Between Maine and Nova Scotia lies the Canadian Province of New Brunswick, a province that is widely celebrated for its wildlife, its riveting geographical wonders, and of course, its fishing. Fishing for Striped Bass along the Atlantic coast is less of a sport for me as it is a family tradition that I just cannot do in my local province of Ontario. Smelling the saltwater in the wide-open Canada air takes my heart back to many memories cleaning the most recent catch of the day and the warm sweaters we put on after we came back from the sea. My cousin, who resides in the beautiful New Brunswick, and I recently had the fishing adventure of our lives, and along the way got to travel the province’s coastline in a way that many will never experience.
Moncton, New Brunswick has so many amazing fishing spots nearby that we weren’t exactly sure where to begin. As it is, the entire province is rich with fascinating history, a vibrant and expansive wilderness, and of some of the most interesting geological wonders that has touched the interest of many nature enthusiasts. One of our favorite spots has always been The Bay of Fundy. The Parks along the bay are connected by the Fundy Trail Parkway, and following the trail we explored the sea caves, its many isolated beaches, and its many coves. Also famous in Bay of Fundy is the town of St. John, where the tides are so extreme that water coming from the St. John’s River finds itself flowing upstream. This has become a huge tourist attraction as this phenomenon can be viewed from the river’s ever-popular 8-meter-high Skyview Bridge. We’ve visited the town’s botanical gardens and, on a whim, enjoyed a relaxing whale-watching tour, but watching the sunrise from New Brunswick waters over the island of Nova Scotia is truly a moment to remember.

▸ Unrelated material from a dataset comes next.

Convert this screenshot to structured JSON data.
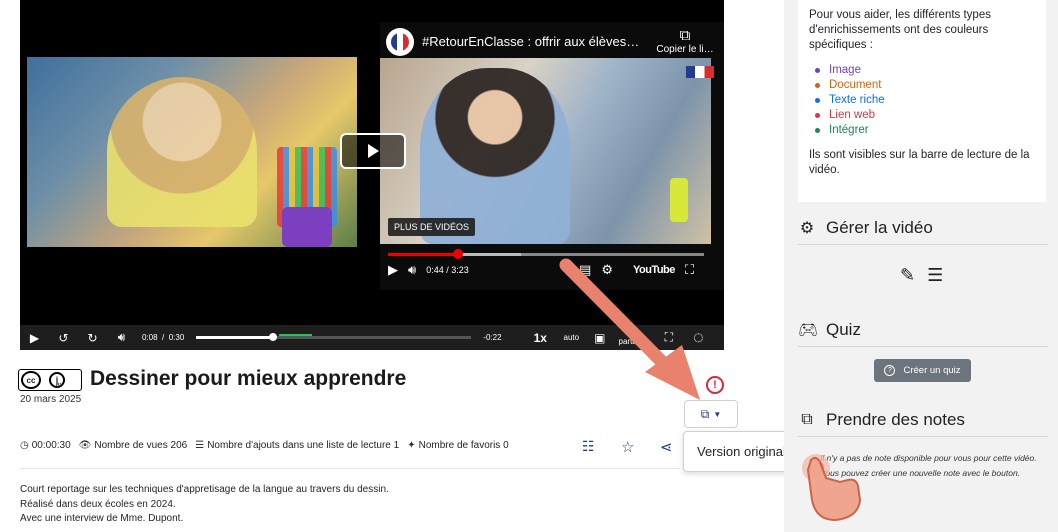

The North Atlantic coast around Moncton is a haven for fisherman everywhere. The shoreline is positively littered with freshwater estuaries, making for the perfect migration of many fish that are local to the area, including our personal favorite, the striped bass. An old favorite and a definite hotspot for fishing is Hopewell Cape, due south of the City of Moncton. We have always wanted to try one of the guided kayak tours of Hopewell Cape and gaze upon one of the many gorgeous rock formations. The seemingly tree lined islands transform at low tide into rock spires that have slowly eroded away over the course of thousands of years. Shediac, just to the northwest of Moncton, is also a popular destination. Although it is known as the lobster capital of Canada, Shediac boasts one of the most notable fishing spots in New Brunswick.
Everywhere you go along the North Atlantic in Canada is prime territory for the Striped Bass. Regulated by both U.S. and Canadian fishery and wildlife departments, the striped bass is a hearty fish that is born in freshwater but migrates to saltwater to live out their adult lives. From bodies of water in Quebec to Nova Scotia with New Brunswick in between, Striped Bass is spawned, stocked, released and regulated for commercial and individual fishing. Embarking from Moncton, my cousin and I did have the frivolous hope that we could beat the record of the largest bass ever pulled out of our region of the North Atlantic, which was over eighty pounds. We chuckled to ourselves as I pulled out my much smaller first catch, but the more important thing was the time we spent together, the moments we shared, and the smile on my cousin’s face when he pulled up the largest catch of the day.